By the time warmups have started, the Manitou freshman team has also wrapped up a win and hitched a ride on the bus over to Otero.

It's not always the case, especially on the long trips, but all indications are that the varsity game will begin at it's scheduled start time.

boys basketball bus

(Dan Mohrmann/

7 p.m.

It's go time. The Tigers and Mustangs are underway for the second time this season. As the first time, it turns into an intense battle between two teams very familiar with each other in terms of style and playing preferences.

The players are familiar with each other as well. Sienknecht and Gwynn have played against La Junta's Jon Nuschy and Dyson Oquist on the football field as well as the basketball court.

When the final buzzer eventually sounds the Mustangs come away with a 10-point win, evening the season series with their Tri-Peaks adversaries.

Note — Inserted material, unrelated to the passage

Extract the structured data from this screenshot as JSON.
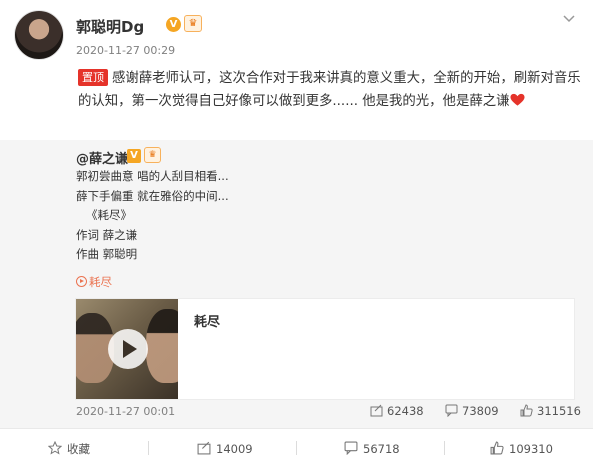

The Mustangs have to hurry in the locker room as they have to stop for food and start making their way back west.

The Tigers won't be too far behind. The next day, they'll make a three-hour trek to Salida. It'll be another league showdown, but this time it'll be on the road.

Like the Manitou kids, the Tigers don't necessarily mind. They've come to embrace the trips as a chance to bond in a way that a lot of teams can't on their cross-town trips.

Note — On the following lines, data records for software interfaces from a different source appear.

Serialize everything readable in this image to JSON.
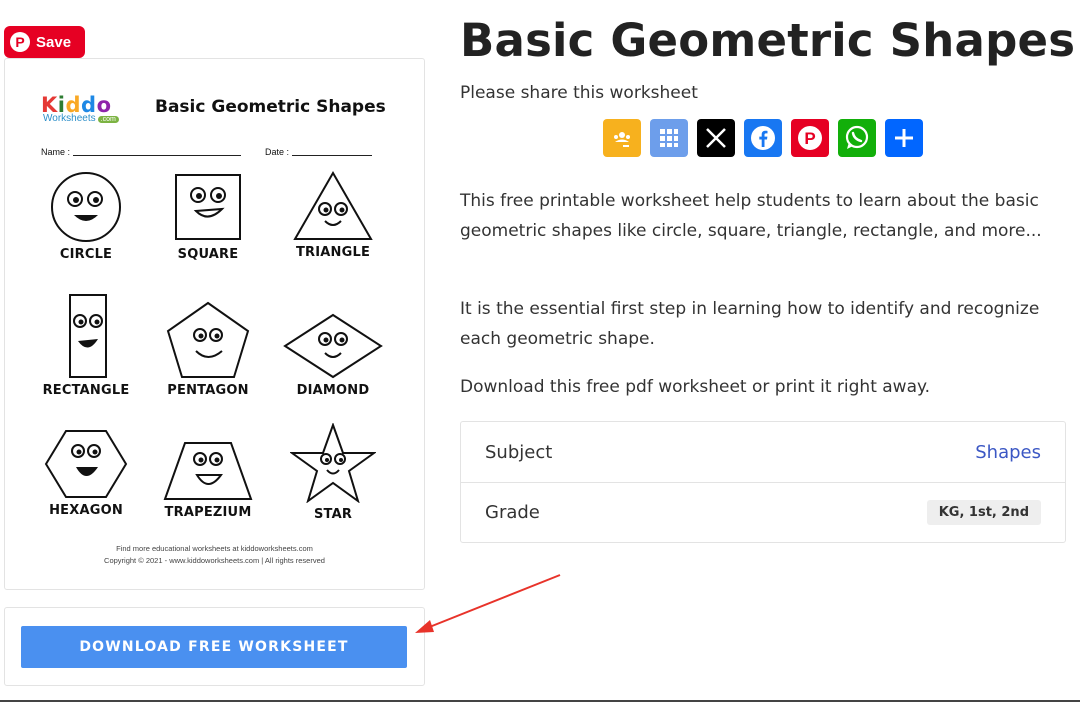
{
  "pin_save": {
    "label": "Save",
    "icon": "pinterest-icon"
  },
  "worksheet": {
    "logo_main": "Kiddo",
    "logo_sub": "Worksheets",
    "logo_com": ".com",
    "title": "Basic Geometric Shapes",
    "name_label": "Name :",
    "date_label": "Date :",
    "shapes": [
      "CIRCLE",
      "SQUARE",
      "TRIANGLE",
      "RECTANGLE",
      "PENTAGON",
      "DIAMOND",
      "HEXAGON",
      "TRAPEZIUM",
      "STAR"
    ],
    "footer_line1": "Find more educational worksheets at kiddoworksheets.com",
    "footer_line2": "Copyright © 2021 - www.kiddoworksheets.com  |  All rights reserved"
  },
  "download": {
    "label": "DOWNLOAD FREE WORKSHEET"
  },
  "main": {
    "title": "Basic Geometric Shapes",
    "share_label": "Please share this worksheet",
    "desc1": "This free printable worksheet help students to learn about the basic geometric shapes like circle, square, triangle, rectangle, and more...",
    "desc2": "It is the essential first step in learning how to identify and recognize each geometric shape.",
    "desc3": "Download this free pdf worksheet or print it right away."
  },
  "share_buttons": [
    {
      "name": "google-classroom",
      "color": "#f7b11e"
    },
    {
      "name": "microsoft-teams",
      "color": "#6d9eeb"
    },
    {
      "name": "x",
      "color": "#000000"
    },
    {
      "name": "facebook",
      "color": "#1877f2"
    },
    {
      "name": "pinterest",
      "color": "#e60023"
    },
    {
      "name": "whatsapp",
      "color": "#12af0a"
    },
    {
      "name": "share",
      "color": "#0166ff"
    }
  ],
  "meta": {
    "subject_key": "Subject",
    "subject_value": "Shapes",
    "grade_key": "Grade",
    "grade_value": "KG, 1st, 2nd"
  },
  "colors": {
    "accent_blue": "#4a90f0",
    "link_blue": "#3b57c4",
    "pinterest_red": "#e60023",
    "arrow_red": "#e8332a"
  }
}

"They're good. I like that we like to be together as a team and be brothers," Nuschy said. "It's a good atmosphere and I like it. I like our team."

8:30 p.m.

The Mustangs are loaded on the bus and on the move. The first order of business is stop and get something to eat.

They hit a McDonald's on the east edge of town. The de facto babysitter of over two dozen teenagers, Vecchio instructs them to get ordered and eat quickly since there is still a long trip ahead.

Over the course of the next half hour, they recap the events of the night. A 10-point win is sure better than the 15-point loss that they suffered earlier in the year.

"There's more of a reflection period after a loss," Sienknecht said. "The first time we lost to La Junta, we watched filmed and picked out our mistakes. Getting a big win then heading back is nice." 

The bus gets loaded back up and the kids, still amped over the win, take a few minutes to settle down. Over the next few days some specifics of the game will be cleared up.

Here's what went right. Here's what went wrong. This is what needs to be better in order to keep growing as a team and winning.

But that's a tomorrow issue.

The players get back to their music. Vecchio pours over the score book and even dives into game film.

The assistant coaches join the players in listening to music, watching movies on their phones or sleeping.

This isn't the first time they've had to do this.

And it is far from the last.